Data shown below:
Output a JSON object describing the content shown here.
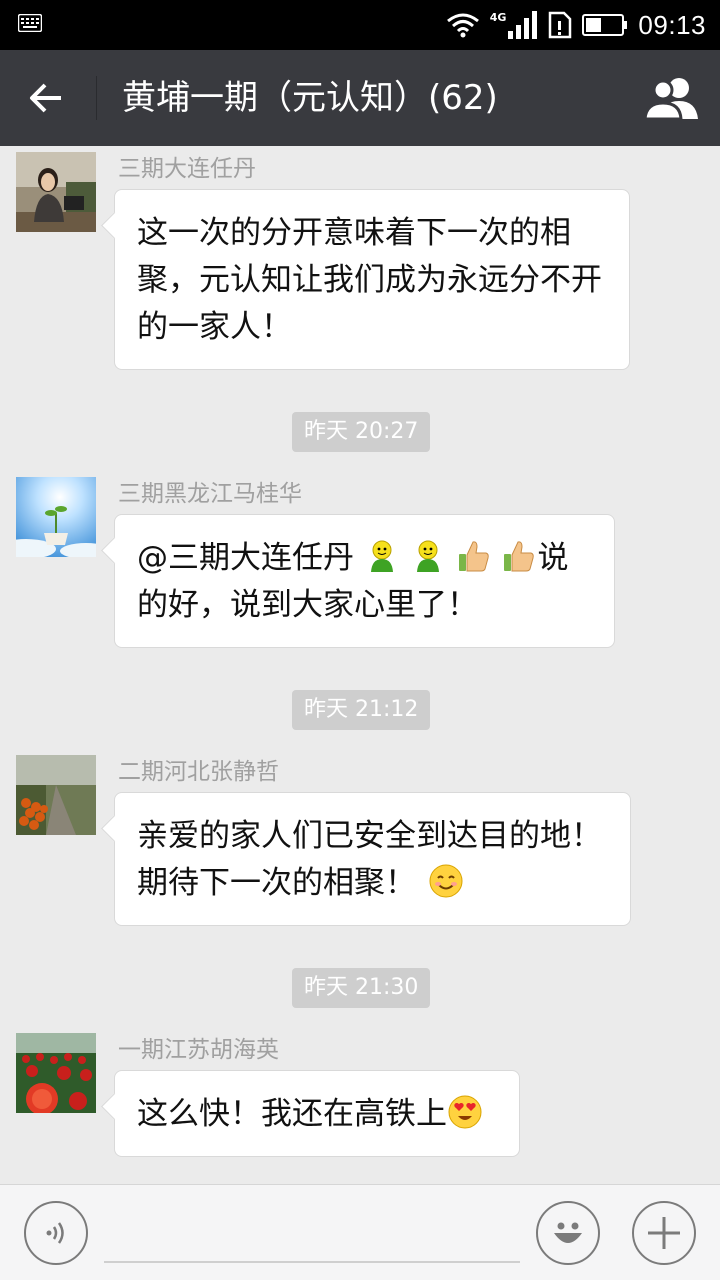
{
  "status_bar": {
    "network": "4G",
    "time": "09:13"
  },
  "header": {
    "title": "黄埔一期（元认知）(62)",
    "back_icon": "arrow-left-icon",
    "members_icon": "group-icon"
  },
  "messages": [
    {
      "sender": "三期大连任丹",
      "text": "这一次的分开意味着下一次的相聚，元认知让我们成为永远分不开的一家人！"
    },
    {
      "sender": "三期黑龙江马桂华",
      "text_before": "@三期大连任丹",
      "emojis": [
        "green-man-emoji",
        "green-man-emoji",
        "thumbs-up-emoji",
        "thumbs-up-emoji"
      ],
      "text_after": "说的好，说到大家心里了！"
    },
    {
      "sender": "二期河北张静哲",
      "text": "亲爱的家人们已安全到达目的地！期待下一次的相聚！",
      "emoji": "smile-emoji"
    },
    {
      "sender": "一期江苏胡海英",
      "text": "这么快！我还在高铁上",
      "emoji": "heart-eyes-emoji"
    }
  ],
  "timestamps": [
    "昨天 20:27",
    "昨天 21:12",
    "昨天 21:30"
  ],
  "input_bar": {
    "voice_icon": "voice-icon",
    "text_value": "",
    "emoji_icon": "smiley-icon",
    "more_icon": "plus-icon"
  },
  "colors": {
    "header_bg": "#393a3f",
    "chat_bg": "#ebebeb",
    "bubble_bg": "#ffffff",
    "timestamp_bg": "#cecece"
  }
}
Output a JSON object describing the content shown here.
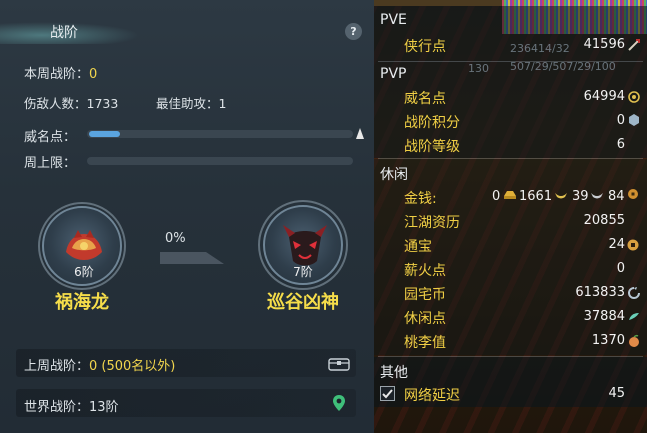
{
  "left": {
    "title": "战阶",
    "help": "?",
    "weekly": {
      "label": "本周战阶：",
      "value": "0"
    },
    "wounded": {
      "label": "伤敌人数：",
      "value": "1733"
    },
    "assist": {
      "label": "最佳助攻：",
      "value": "1"
    },
    "prestige_label": "威名点：",
    "prestige_progress": 0.12,
    "weekly_cap_label": "周上限：",
    "weekly_cap_progress": 0,
    "progress_pct": "0%",
    "current_tier": {
      "num": "6阶",
      "name": "祸海龙"
    },
    "next_tier": {
      "num": "7阶",
      "name": "巡谷凶神"
    },
    "last_week": {
      "label": "上周战阶：",
      "value": "0 (500名以外)"
    },
    "world": {
      "label": "世界战阶：",
      "value": "13阶"
    }
  },
  "right": {
    "ghost_1": "236414/32",
    "ghost_2": "130",
    "ghost_3": "507/29/507/29/100",
    "pve": {
      "title": "PVE",
      "items": [
        {
          "label": "侠行点",
          "value": "41596"
        }
      ]
    },
    "pvp": {
      "title": "PVP",
      "items": [
        {
          "label": "威名点",
          "value": "64994"
        },
        {
          "label": "战阶积分",
          "value": "0"
        },
        {
          "label": "战阶等级",
          "value": "6"
        }
      ]
    },
    "leisure": {
      "title": "休闲",
      "money_label": "金钱:",
      "money": {
        "a": "0",
        "b": "1661",
        "c": "39",
        "d": "84"
      },
      "items": [
        {
          "label": "江湖资历",
          "value": "20855"
        },
        {
          "label": "通宝",
          "value": "24"
        },
        {
          "label": "薪火点",
          "value": "0"
        },
        {
          "label": "园宅币",
          "value": "613833"
        },
        {
          "label": "休闲点",
          "value": "37884"
        },
        {
          "label": "桃李值",
          "value": "1370"
        }
      ]
    },
    "other": {
      "title": "其他",
      "latency_label": "网络延迟",
      "latency_value": "45",
      "latency_checked": true
    }
  }
}
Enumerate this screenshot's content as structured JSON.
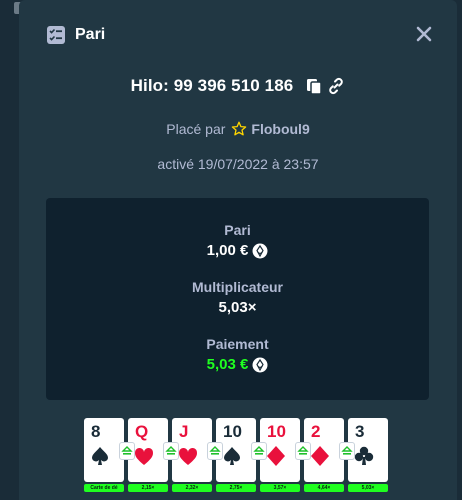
{
  "modal": {
    "title": "Pari",
    "title_icon": "bet-slip-icon",
    "close_icon": "close-icon"
  },
  "game": {
    "label": "Hilo: 99 396 510 186"
  },
  "placed": {
    "prefix": "Placé par",
    "username": "Floboul9"
  },
  "activated": "activé 19/07/2022 à 23:57",
  "stats": {
    "bet_label": "Pari",
    "bet_value": "1,00 €",
    "multiplier_label": "Multiplicateur",
    "multiplier_value": "5,03×",
    "payout_label": "Paiement",
    "payout_value": "5,03 €"
  },
  "colors": {
    "modal_bg": "#213743",
    "panel_bg": "#0f212e",
    "muted_text": "#b1bad3",
    "win_green": "#1fff20",
    "suit_red": "#e9113c"
  },
  "cards": [
    {
      "rank": "8",
      "suit": "spade",
      "color": "black",
      "badge": "Carte de dé"
    },
    {
      "rank": "Q",
      "suit": "heart",
      "color": "red",
      "badge": "2,15×"
    },
    {
      "rank": "J",
      "suit": "heart",
      "color": "red",
      "badge": "2,32×"
    },
    {
      "rank": "10",
      "suit": "spade",
      "color": "black",
      "badge": "2,75×"
    },
    {
      "rank": "10",
      "suit": "diamond",
      "color": "red",
      "badge": "3,57×"
    },
    {
      "rank": "2",
      "suit": "diamond",
      "color": "red",
      "badge": "4,64×"
    },
    {
      "rank": "3",
      "suit": "club",
      "color": "black",
      "badge": "5,03×"
    }
  ]
}
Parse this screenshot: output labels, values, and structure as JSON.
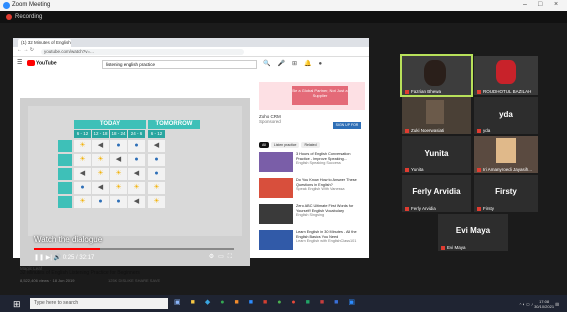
{
  "window": {
    "title": "Zoom Meeting",
    "controls": [
      "–",
      "□",
      "×"
    ]
  },
  "recording": {
    "label": "Recording"
  },
  "browser": {
    "tab_label": "(1) 32 Minutes of English ...",
    "url": "youtube.com/watch?v=..."
  },
  "youtube": {
    "logo": "YouTube",
    "search_value": "listening english practice",
    "video": {
      "board": {
        "today": "TODAY",
        "tomorrow": "TOMORROW",
        "times": [
          "6 - 12",
          "12 - 18",
          "18 - 24",
          "24 - 6",
          "6 - 12"
        ]
      },
      "caption": "Watch the dialogue",
      "progress": 0.33,
      "time_readout": "0:25 / 32:17",
      "channel": "Magic Leaf",
      "title": "32 Minutes of English Listening Practice for Beginners",
      "stats": "8,522,406 views · 18 Jun 2019",
      "actions": "125K   DISLIKE   SHARE   SAVE"
    },
    "ad": {
      "text": "Be a Global Partner, Not Just a Supplier"
    },
    "sponsor": {
      "name": "Zoho CRM",
      "label": "Sponsored",
      "signup": "SIGN UP FOR"
    },
    "chips": [
      "All",
      "Listen practice",
      "Related"
    ],
    "recs": [
      {
        "title": "3 Hours of English Conversation Practice - Improve Speaking...",
        "channel": "English Speaking Success",
        "thumb": "#7a5ea8"
      },
      {
        "title": "Do You Know How to Answer These Questions in English?",
        "channel": "Speak English With Vanessa",
        "thumb": "#d84f3c"
      },
      {
        "title": "Zero ABC Ultimate First Words for Yourself! English Vocabulary",
        "channel": "English Singsing",
        "thumb": "#3a3a3a"
      },
      {
        "title": "Learn English in 30 Minutes - All the English Basics You Need",
        "channel": "Learn English with EnglishClass101",
        "thumb": "#315aa8"
      }
    ]
  },
  "participants": [
    {
      "name": "Fazrian Bhewa",
      "kind": "video",
      "active": true
    },
    {
      "name": "ROUDHOTUL BAZILAH",
      "kind": "video",
      "active": false
    },
    {
      "name": "Zuki Noerwasiati",
      "kind": "video",
      "active": false
    },
    {
      "name": "yda",
      "kind": "name",
      "active": false
    },
    {
      "name": "Yunita",
      "kind": "name",
      "active": false
    },
    {
      "name": "Iri Amanyroedi Jayasih...",
      "kind": "video",
      "active": false
    },
    {
      "name": "Ferly Arvidia",
      "kind": "name",
      "active": false
    },
    {
      "name": "Firsty",
      "kind": "name",
      "active": false
    },
    {
      "name": "Evi Maya",
      "kind": "name",
      "active": false
    }
  ],
  "taskbar": {
    "search_placeholder": "Type here to search",
    "time": "17:08",
    "date": "30/10/2021"
  }
}
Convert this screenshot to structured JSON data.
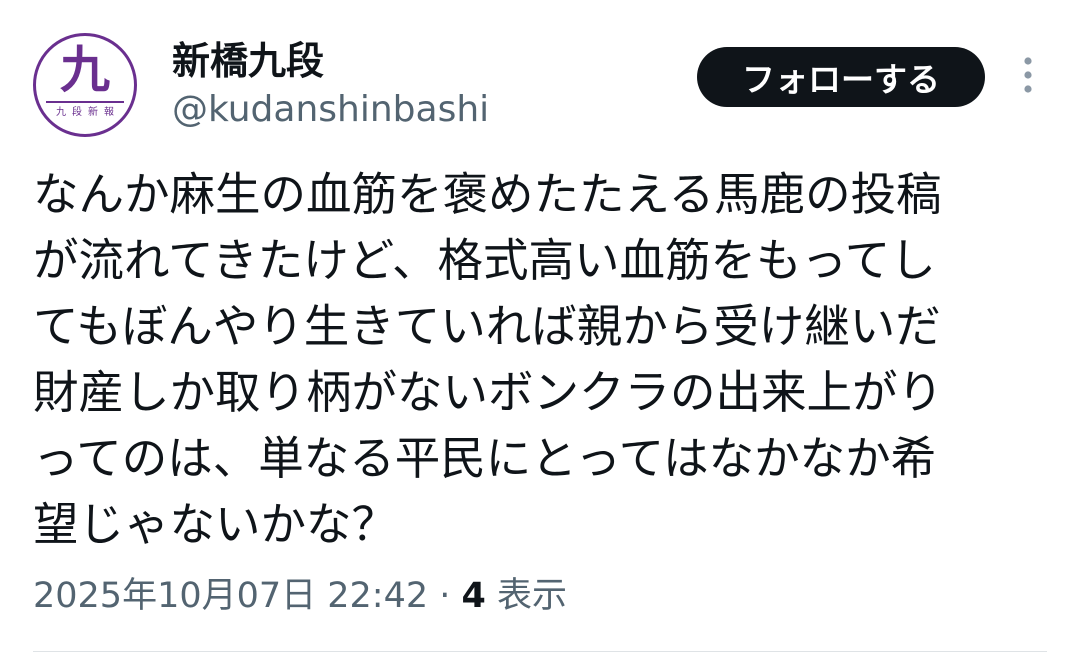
{
  "account": {
    "display_name": "新橋九段",
    "handle": "@kudanshinbashi",
    "avatar_kanji": "九",
    "avatar_subtext": "九段新報"
  },
  "actions": {
    "follow_label": "フォローする",
    "more_icon": "more-vertical-icon"
  },
  "tweet": {
    "text": "なんか麻生の血筋を褒めたたえる馬鹿の投稿\nが流れてきたけど、格式高い血筋をもってし\nてもぼんやり生きていれば親から受け継いだ\n財産しか取り柄がないボンクラの出来上がり\nってのは、単なる平民にとってはなかなか希\n望じゃないかな？",
    "timestamp": "2025年10月07日 22:42",
    "separator": " · ",
    "views_count": "4",
    "views_label": " 表示"
  },
  "colors": {
    "text_primary": "#0f1419",
    "text_secondary": "#536471",
    "avatar_accent": "#6a2f8f",
    "button_bg": "#0f1419"
  }
}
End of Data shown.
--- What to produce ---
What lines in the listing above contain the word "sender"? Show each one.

--- Your response ---
      "sender": "三期大连任丹",
      "sender": "三期黑龙江马桂华",
      "sender": "二期河北张静哲",
      "sender": "一期江苏胡海英",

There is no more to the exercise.